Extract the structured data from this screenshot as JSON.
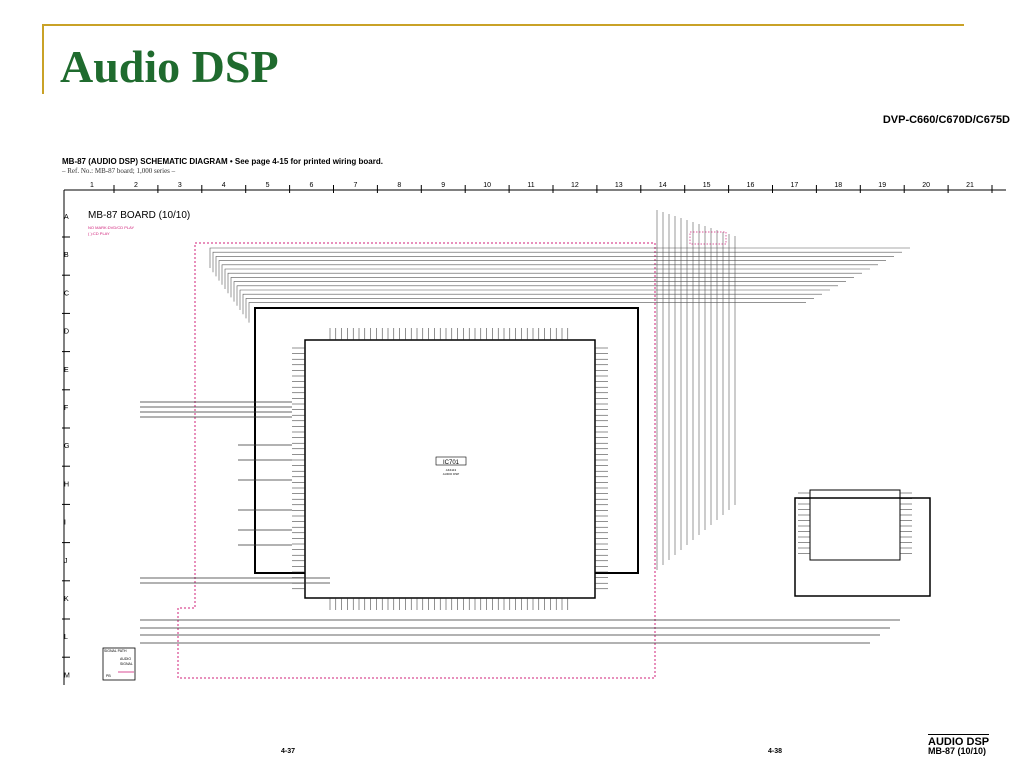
{
  "slide": {
    "title": "Audio DSP",
    "model": "DVP-C660/C670D/C675D",
    "diagram_title": "MB-87 (AUDIO DSP) SCHEMATIC DIAGRAM",
    "diagram_note": "• See page 4-15 for printed wiring board.",
    "ref_line": "– Ref. No.: MB-87 board; 1,000 series –",
    "page_left": "4-37",
    "page_right": "4-38",
    "footer_title": "AUDIO DSP",
    "footer_subtitle": "MB-87 (10/10)"
  },
  "schematic": {
    "board_label": "MB-87 BOARD (10/10)",
    "board_note_1": "NO MARK:DVD/CD PLAY",
    "board_note_2": "( ):CD PLAY",
    "ic_label": "IC701",
    "ic_sub_1": "AK4113",
    "ic_sub_2": "AUDIO DSP",
    "signal_path_label": "SIGNAL PATH",
    "signal_path_audio": "AUDIO",
    "signal_path_signal": "SIGNAL",
    "signal_path_pb": "PB",
    "columns": [
      "1",
      "2",
      "3",
      "4",
      "5",
      "6",
      "7",
      "8",
      "9",
      "10",
      "11",
      "12",
      "13",
      "14",
      "15",
      "16",
      "17",
      "18",
      "19",
      "20",
      "21"
    ],
    "rows": [
      "A",
      "B",
      "C",
      "D",
      "E",
      "F",
      "G",
      "H",
      "I",
      "J",
      "K",
      "L",
      "M"
    ],
    "colors": {
      "wire": "#444444",
      "dashed_region": "#d0207a",
      "heavy": "#000000"
    }
  }
}
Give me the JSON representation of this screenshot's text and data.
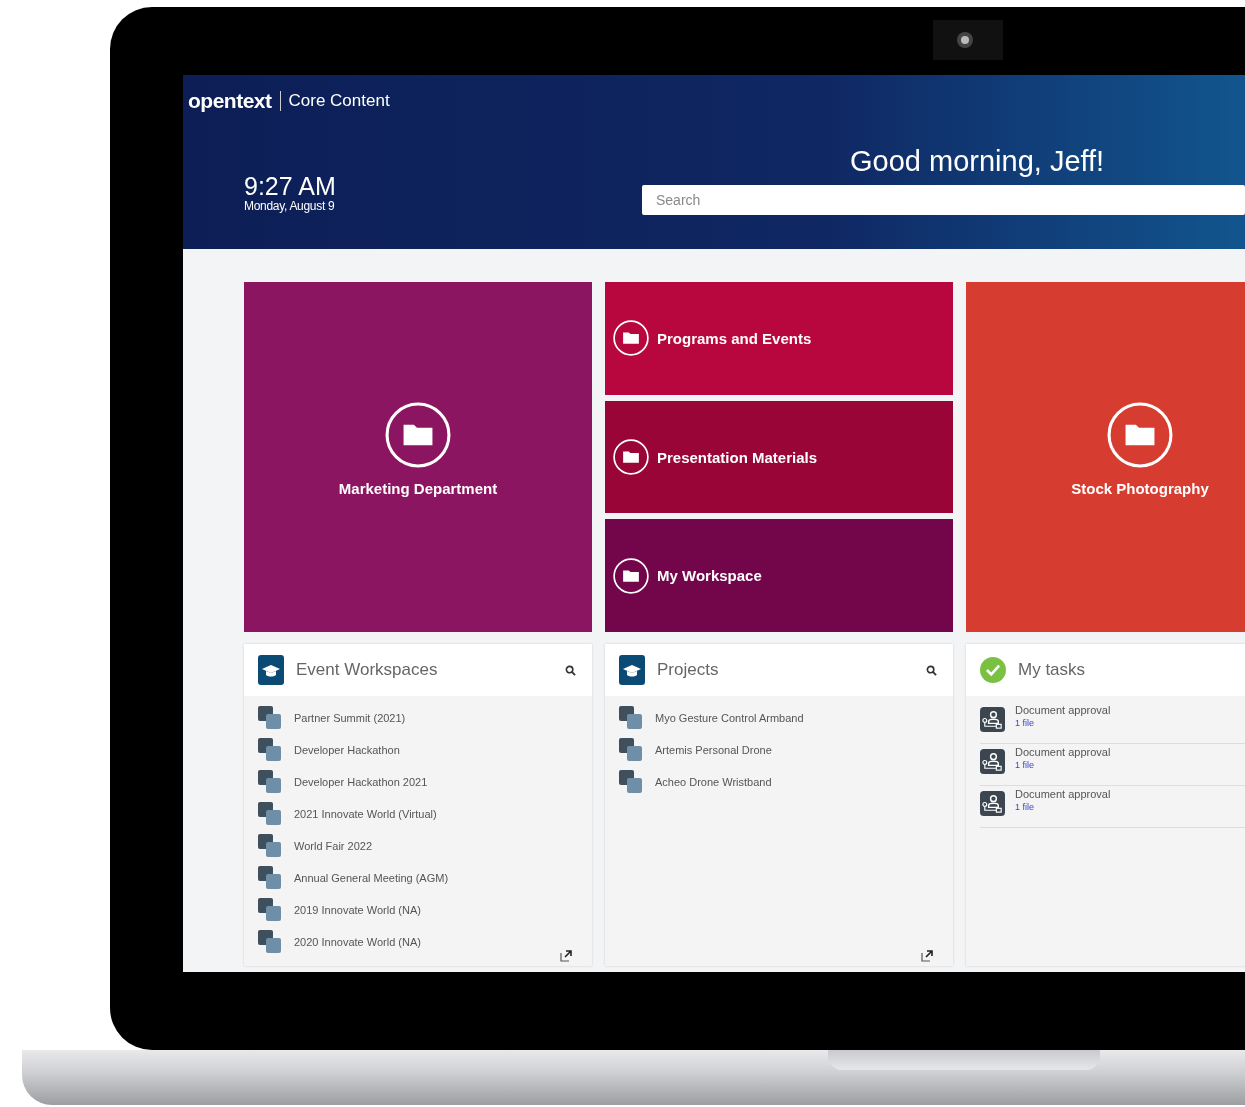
{
  "header": {
    "logo": "opentext",
    "product": "Core Content",
    "time": "9:27 AM",
    "date": "Monday, August 9",
    "greeting": "Good morning, Jeff!",
    "search": {
      "placeholder": "Search"
    }
  },
  "tile_columns": [
    [
      {
        "title": "Marketing Department",
        "color": "#8b1560"
      }
    ],
    [
      {
        "title": "Programs and Events",
        "color": "#b8073e"
      },
      {
        "title": "Presentation Materials",
        "color": "#9a0537"
      },
      {
        "title": "My Workspace",
        "color": "#73054a"
      }
    ],
    [
      {
        "title": "Stock Photography",
        "color": "#d63d30"
      }
    ]
  ],
  "panels": [
    {
      "kind": "workspaces",
      "title": "Event Workspaces",
      "search": true,
      "open_link": true,
      "items": [
        {
          "title": "Partner Summit (2021)"
        },
        {
          "title": "Developer Hackathon"
        },
        {
          "title": "Developer Hackathon 2021"
        },
        {
          "title": "2021 Innovate World (Virtual)"
        },
        {
          "title": "World Fair 2022"
        },
        {
          "title": "Annual General Meeting (AGM)"
        },
        {
          "title": "2019 Innovate World (NA)"
        },
        {
          "title": "2020 Innovate World (NA)"
        }
      ]
    },
    {
      "kind": "workspaces",
      "title": "Projects",
      "search": true,
      "open_link": true,
      "items": [
        {
          "title": "Myo Gesture Control Armband"
        },
        {
          "title": "Artemis Personal Drone"
        },
        {
          "title": "Acheo Drone Wristband"
        }
      ]
    },
    {
      "kind": "tasks",
      "title": "My tasks",
      "search": false,
      "open_link": false,
      "items": [
        {
          "title": "Document approval",
          "detail": "1 file"
        },
        {
          "title": "Document approval",
          "detail": "1 file"
        },
        {
          "title": "Document approval",
          "detail": "1 file"
        }
      ]
    }
  ]
}
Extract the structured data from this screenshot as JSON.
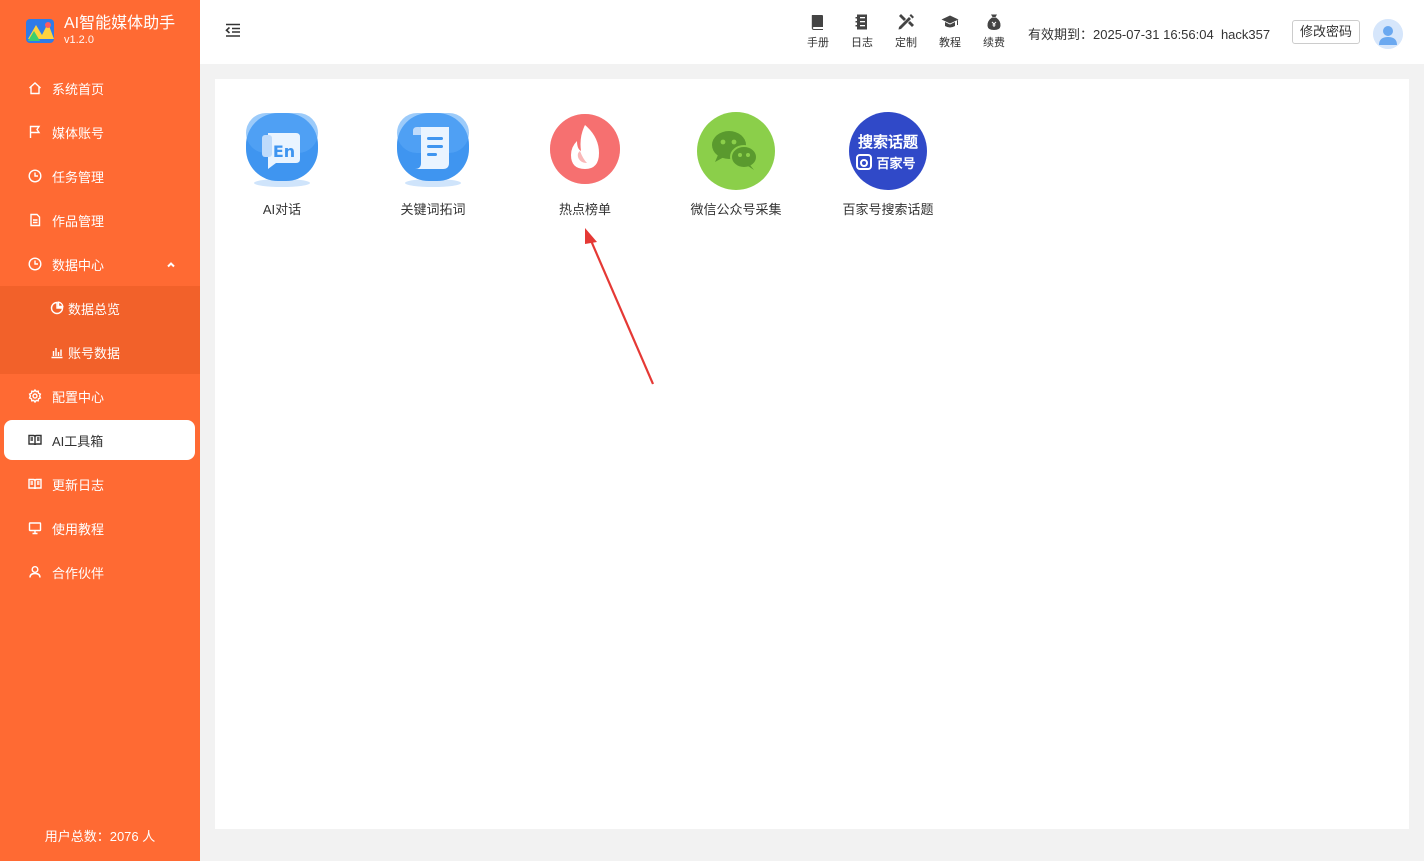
{
  "sidebar": {
    "app_title": "AI智能媒体助手",
    "version": "v1.2.0",
    "items": [
      {
        "label": "系统首页",
        "icon": "home-icon"
      },
      {
        "label": "媒体账号",
        "icon": "flag-icon"
      },
      {
        "label": "任务管理",
        "icon": "clock-icon"
      },
      {
        "label": "作品管理",
        "icon": "document-icon"
      },
      {
        "label": "数据中心",
        "icon": "clock-icon",
        "expanded": true
      },
      {
        "label": "数据总览",
        "icon": "pie-chart-icon"
      },
      {
        "label": "账号数据",
        "icon": "bar-chart-icon"
      },
      {
        "label": "配置中心",
        "icon": "gear-icon"
      },
      {
        "label": "AI工具箱",
        "icon": "book-icon",
        "active": true
      },
      {
        "label": "更新日志",
        "icon": "book-icon"
      },
      {
        "label": "使用教程",
        "icon": "monitor-icon"
      },
      {
        "label": "合作伙伴",
        "icon": "user-icon"
      }
    ],
    "user_total": "用户总数：2076 人"
  },
  "header": {
    "tools": [
      {
        "label": "手册",
        "icon": "manual-icon"
      },
      {
        "label": "日志",
        "icon": "log-icon"
      },
      {
        "label": "定制",
        "icon": "customize-icon"
      },
      {
        "label": "教程",
        "icon": "graduation-cap-icon"
      },
      {
        "label": "续费",
        "icon": "money-bag-icon"
      }
    ],
    "expiry": "有效期到：2025-07-31 16:56:04",
    "username": "hack357",
    "change_password": "修改密码"
  },
  "main": {
    "tools": [
      {
        "label": "AI对话",
        "icon": "ai-chat-icon"
      },
      {
        "label": "关键词拓词",
        "icon": "keyword-scroll-icon"
      },
      {
        "label": "热点榜单",
        "icon": "hot-flame-icon"
      },
      {
        "label": "微信公众号采集",
        "icon": "wechat-icon"
      },
      {
        "label": "百家号搜索话题",
        "icon": "baijiahao-icon",
        "badge_line1": "搜索话题",
        "badge_line2": "百家号"
      }
    ]
  },
  "colors": {
    "sidebar": "#ff6a33",
    "accent_red": "#e53935",
    "wechat_green": "#8bcf4a",
    "baijia_blue": "#3049c8"
  }
}
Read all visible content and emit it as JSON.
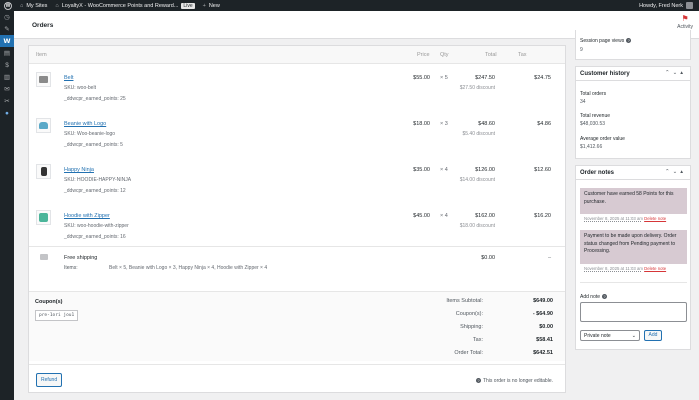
{
  "adminbar": {
    "my_sites": "My Sites",
    "site_name": "LoyaltyX - WooCommerce Points and Reward...",
    "live_badge": "Live",
    "new_label": "New",
    "howdy": "Howdy, Fred Nerk"
  },
  "header": {
    "title": "Orders",
    "activity_label": "Activity"
  },
  "table": {
    "col_item": "Item",
    "col_price": "Price",
    "col_qty": "Qty",
    "col_total": "Total",
    "col_tax": "Tax"
  },
  "items": [
    {
      "name": "Belt",
      "sku": "SKU: woo-belt",
      "meta": "_ddwcpr_earned_points: 25",
      "price": "$55.00",
      "qty": "× 5",
      "total": "$247.50",
      "discount": "$27.50 discount",
      "tax": "$24.75",
      "thumb_color": "#8a8a8a"
    },
    {
      "name": "Beanie with Logo",
      "sku": "SKU: Woo-beanie-logo",
      "meta": "_ddwcpr_earned_points: 5",
      "price": "$18.00",
      "qty": "× 3",
      "total": "$48.60",
      "discount": "$5.40 discount",
      "tax": "$4.86",
      "thumb_color": "#5aa9c8"
    },
    {
      "name": "Happy Ninja",
      "sku": "SKU: HOODIE-HAPPY-NINJA",
      "meta": "_ddwcpr_earned_points: 12",
      "price": "$35.00",
      "qty": "× 4",
      "total": "$126.00",
      "discount": "$14.00 discount",
      "tax": "$12.60",
      "thumb_color": "#333333"
    },
    {
      "name": "Hoodie with Zipper",
      "sku": "SKU: woo-hoodie-with-zipper",
      "meta": "_ddwcpr_earned_points: 16",
      "price": "$45.00",
      "qty": "× 4",
      "total": "$162.00",
      "discount": "$18.00 discount",
      "tax": "$16.20",
      "thumb_color": "#4bb59a"
    }
  ],
  "shipping": {
    "name": "Free shipping",
    "items_label": "Items:",
    "items_value": "Belt × 5, Beanie with Logo × 3, Happy Ninja × 4, Hoodie with Zipper × 4",
    "total": "$0.00",
    "tax": "–"
  },
  "coupons": {
    "title": "Coupon(s)",
    "code": "pre-1ori jou1"
  },
  "totals": [
    {
      "label": "Items Subtotal:",
      "value": "$649.00"
    },
    {
      "label": "Coupon(s):",
      "value": "- $64.90"
    },
    {
      "label": "Shipping:",
      "value": "$0.00"
    },
    {
      "label": "Tax:",
      "value": "$58.41"
    },
    {
      "label": "Order Total:",
      "value": "$642.51"
    }
  ],
  "refund": {
    "button": "Refund",
    "not_editable": "This order is no longer editable."
  },
  "session": {
    "label": "Session page views",
    "value": "9"
  },
  "customer_history": {
    "title": "Customer history",
    "total_orders_label": "Total orders",
    "total_orders_value": "34",
    "total_revenue_label": "Total revenue",
    "total_revenue_value": "$48,030.53",
    "avg_order_label": "Average order value",
    "avg_order_value": "$1,412.66"
  },
  "order_notes": {
    "title": "Order notes",
    "notes": [
      {
        "text": "Customer have earned 58 Points for this purchase.",
        "date": "November 8, 2025 at 11:03 am",
        "delete": "Delete note"
      },
      {
        "text": "Payment to be made upon delivery. Order status changed from Pending payment to Processing.",
        "date": "November 8, 2025 at 11:03 am",
        "delete": "Delete note"
      }
    ],
    "add_note_label": "Add note",
    "note_type": "Private note",
    "add_button": "Add"
  },
  "colors": {
    "accent": "#2271b1",
    "note_bg": "#d7cad2",
    "admin_bar": "#1d2327"
  }
}
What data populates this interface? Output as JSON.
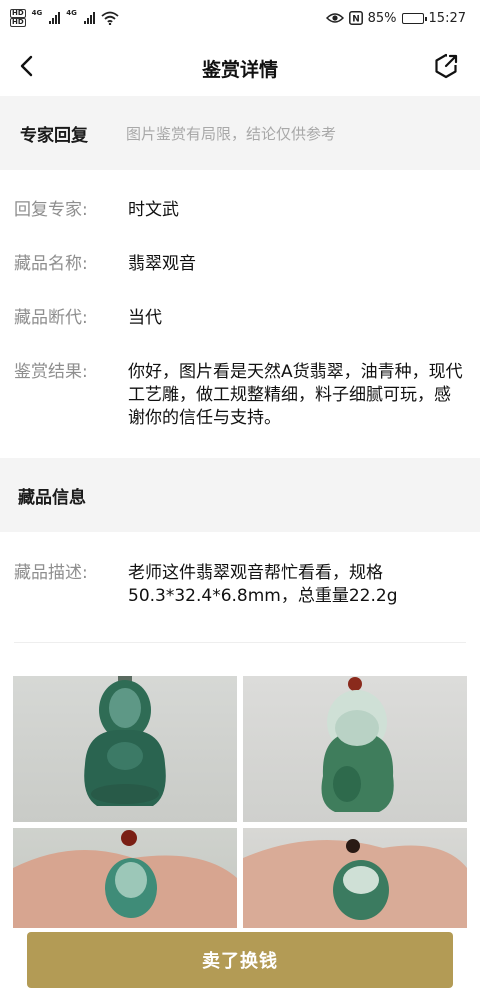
{
  "status_bar": {
    "hd1": "HD",
    "hd2": "HD",
    "net1": "4G",
    "net2": "4G",
    "battery_percent": "85%",
    "battery_level": 0.85,
    "time": "15:27",
    "nfc": "N"
  },
  "nav": {
    "title": "鉴赏详情",
    "back_icon": "chevron-left-icon",
    "share_icon": "share-icon"
  },
  "expert_section": {
    "title": "专家回复",
    "note": "图片鉴赏有局限，结论仅供参考"
  },
  "expert_rows": [
    {
      "label": "回复专家:",
      "value": "时文武"
    },
    {
      "label": "藏品名称:",
      "value": "翡翠观音"
    },
    {
      "label": "藏品断代:",
      "value": "当代"
    },
    {
      "label": "鉴赏结果:",
      "value": "你好，图片看是天然A货翡翠，油青种，现代工艺雕，做工规整精细，料子细腻可玩，感谢你的信任与支持。"
    }
  ],
  "item_section": {
    "title": "藏品信息"
  },
  "item_rows": [
    {
      "label": "藏品描述:",
      "value": "老师这件翡翠观音帮忙看看，规格50.3*32.4*6.8mm，总重量22.2g"
    }
  ],
  "action": {
    "sell_label": "卖了换钱"
  },
  "colors": {
    "accent": "#b39b55",
    "section_bg": "#f4f4f4",
    "label": "#8e8e8e",
    "jade": "#2f6c55"
  }
}
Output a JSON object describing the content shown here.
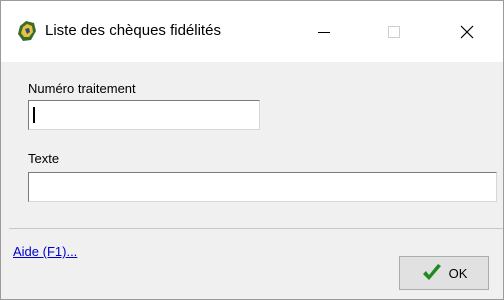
{
  "window": {
    "title": "Liste des chèques fidélités",
    "min_symbol": "—",
    "close_symbol": "✕",
    "icon": "app-icon"
  },
  "form": {
    "numero_label": "Numéro traitement",
    "numero_value": "",
    "texte_label": "Texte",
    "texte_value": ""
  },
  "footer": {
    "help_label": "Aide (F1)...",
    "ok_label": "OK",
    "ok_icon": "check-icon"
  },
  "colors": {
    "link": "#0000cc",
    "check": "#1f8a1f"
  }
}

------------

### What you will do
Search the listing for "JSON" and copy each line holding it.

### Written response
Extract the structured data from this screenshot as JSON.
Give me the JSON representation of this screenshot's text and data.
Extract the structured data from this screenshot as JSON.
Read all visible content and emit it as JSON.
What data populates this interface? Output as JSON.
Output a JSON object describing the content shown here.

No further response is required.